LISTED RECORDS
§ §

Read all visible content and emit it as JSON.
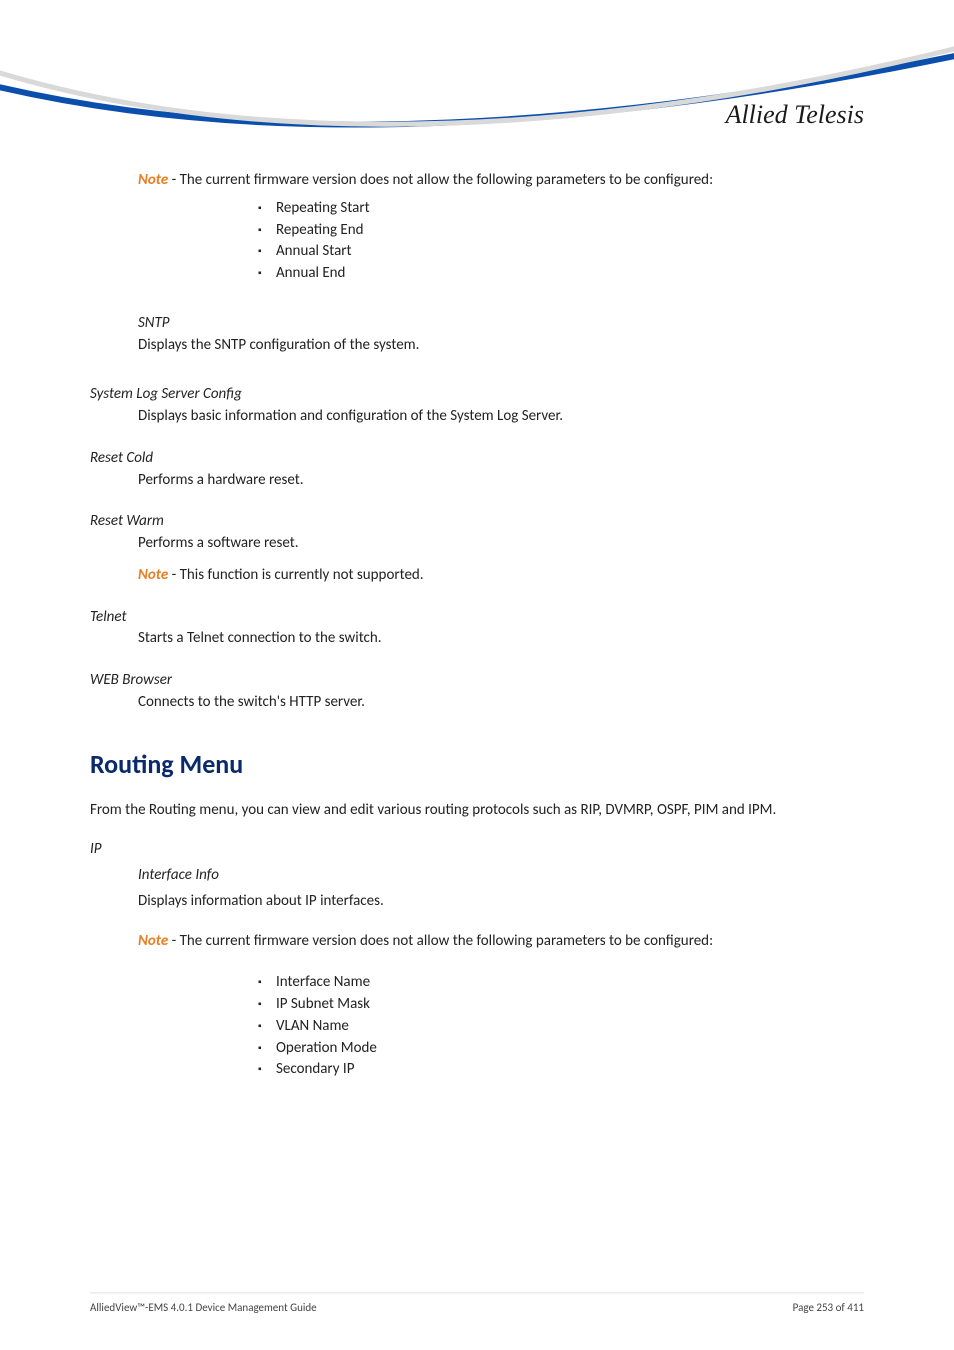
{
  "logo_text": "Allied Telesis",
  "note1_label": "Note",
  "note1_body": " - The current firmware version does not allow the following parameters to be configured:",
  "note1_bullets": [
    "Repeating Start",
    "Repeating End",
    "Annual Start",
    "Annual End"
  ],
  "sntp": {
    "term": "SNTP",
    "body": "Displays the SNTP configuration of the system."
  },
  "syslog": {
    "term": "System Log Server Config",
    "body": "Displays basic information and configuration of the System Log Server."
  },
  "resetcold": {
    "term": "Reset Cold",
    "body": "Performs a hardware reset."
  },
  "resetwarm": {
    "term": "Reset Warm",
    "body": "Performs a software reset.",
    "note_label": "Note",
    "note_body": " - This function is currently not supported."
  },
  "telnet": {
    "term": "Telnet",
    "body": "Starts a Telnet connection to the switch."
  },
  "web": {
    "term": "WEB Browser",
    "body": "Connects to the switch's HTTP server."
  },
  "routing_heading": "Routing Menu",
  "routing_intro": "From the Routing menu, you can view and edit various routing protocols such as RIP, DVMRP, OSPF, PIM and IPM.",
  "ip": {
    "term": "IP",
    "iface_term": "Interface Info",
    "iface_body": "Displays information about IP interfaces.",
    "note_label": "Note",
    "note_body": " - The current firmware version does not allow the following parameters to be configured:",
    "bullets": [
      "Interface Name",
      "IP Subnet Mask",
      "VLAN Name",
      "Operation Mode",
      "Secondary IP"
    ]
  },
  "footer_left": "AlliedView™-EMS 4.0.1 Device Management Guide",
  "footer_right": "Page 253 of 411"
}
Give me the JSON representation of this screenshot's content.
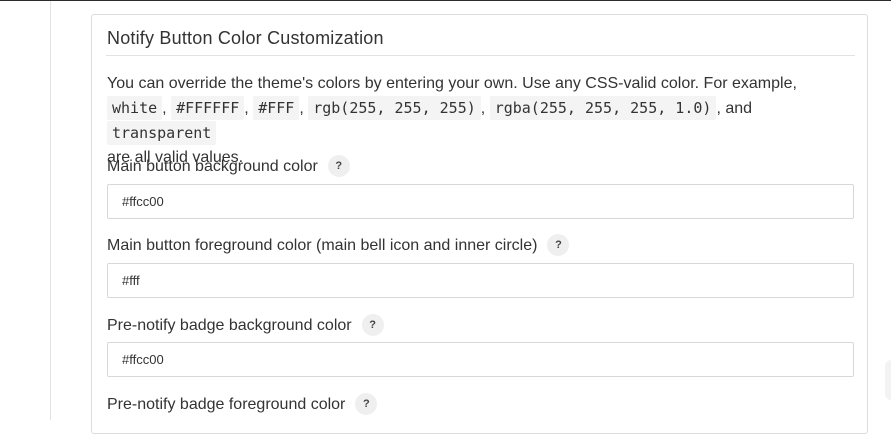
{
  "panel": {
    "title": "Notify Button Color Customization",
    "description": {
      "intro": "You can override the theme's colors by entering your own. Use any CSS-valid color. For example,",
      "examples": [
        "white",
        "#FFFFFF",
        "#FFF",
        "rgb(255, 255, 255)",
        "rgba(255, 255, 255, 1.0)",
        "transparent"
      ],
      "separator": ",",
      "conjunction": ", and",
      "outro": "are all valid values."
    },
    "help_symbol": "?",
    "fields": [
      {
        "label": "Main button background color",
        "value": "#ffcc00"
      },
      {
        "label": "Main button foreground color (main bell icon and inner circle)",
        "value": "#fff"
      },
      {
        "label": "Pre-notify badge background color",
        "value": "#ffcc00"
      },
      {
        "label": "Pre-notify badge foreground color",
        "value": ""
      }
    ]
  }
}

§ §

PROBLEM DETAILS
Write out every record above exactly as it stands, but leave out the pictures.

REPLY
Read all visible content and emit it as JSON.
{
  "logo_text": "Allied Telesis",
  "note1_label": "Note",
  "note1_body": " - The current firmware version does not allow the following parameters to be configured:",
  "note1_bullets": [
    "Repeating Start",
    "Repeating End",
    "Annual Start",
    "Annual End"
  ],
  "sntp": {
    "term": "SNTP",
    "body": "Displays the SNTP configuration of the system."
  },
  "syslog": {
    "term": "System Log Server Config",
    "body": "Displays basic information and configuration of the System Log Server."
  },
  "resetcold": {
    "term": "Reset Cold",
    "body": "Performs a hardware reset."
  },
  "resetwarm": {
    "term": "Reset Warm",
    "body": "Performs a software reset.",
    "note_label": "Note",
    "note_body": " - This function is currently not supported."
  },
  "telnet": {
    "term": "Telnet",
    "body": "Starts a Telnet connection to the switch."
  },
  "web": {
    "term": "WEB Browser",
    "body": "Connects to the switch's HTTP server."
  },
  "routing_heading": "Routing Menu",
  "routing_intro": "From the Routing menu, you can view and edit various routing protocols such as RIP, DVMRP, OSPF, PIM and IPM.",
  "ip": {
    "term": "IP",
    "iface_term": "Interface Info",
    "iface_body": "Displays information about IP interfaces.",
    "note_label": "Note",
    "note_body": " - The current firmware version does not allow the following parameters to be configured:",
    "bullets": [
      "Interface Name",
      "IP Subnet Mask",
      "VLAN Name",
      "Operation Mode",
      "Secondary IP"
    ]
  },
  "footer_left": "AlliedView™-EMS 4.0.1 Device Management Guide",
  "footer_right": "Page 253 of 411"
}
Give me the JSON representation of this screenshot's content.
{
  "panel": {
    "title": "Notify Button Color Customization",
    "description": {
      "intro": "You can override the theme's colors by entering your own. Use any CSS-valid color. For example,",
      "examples": [
        "white",
        "#FFFFFF",
        "#FFF",
        "rgb(255, 255, 255)",
        "rgba(255, 255, 255, 1.0)",
        "transparent"
      ],
      "separator": ",",
      "conjunction": ", and",
      "outro": "are all valid values."
    },
    "help_symbol": "?",
    "fields": [
      {
        "label": "Main button background color",
        "value": "#ffcc00"
      },
      {
        "label": "Main button foreground color (main bell icon and inner circle)",
        "value": "#fff"
      },
      {
        "label": "Pre-notify badge background color",
        "value": "#ffcc00"
      },
      {
        "label": "Pre-notify badge foreground color",
        "value": ""
      }
    ]
  }
}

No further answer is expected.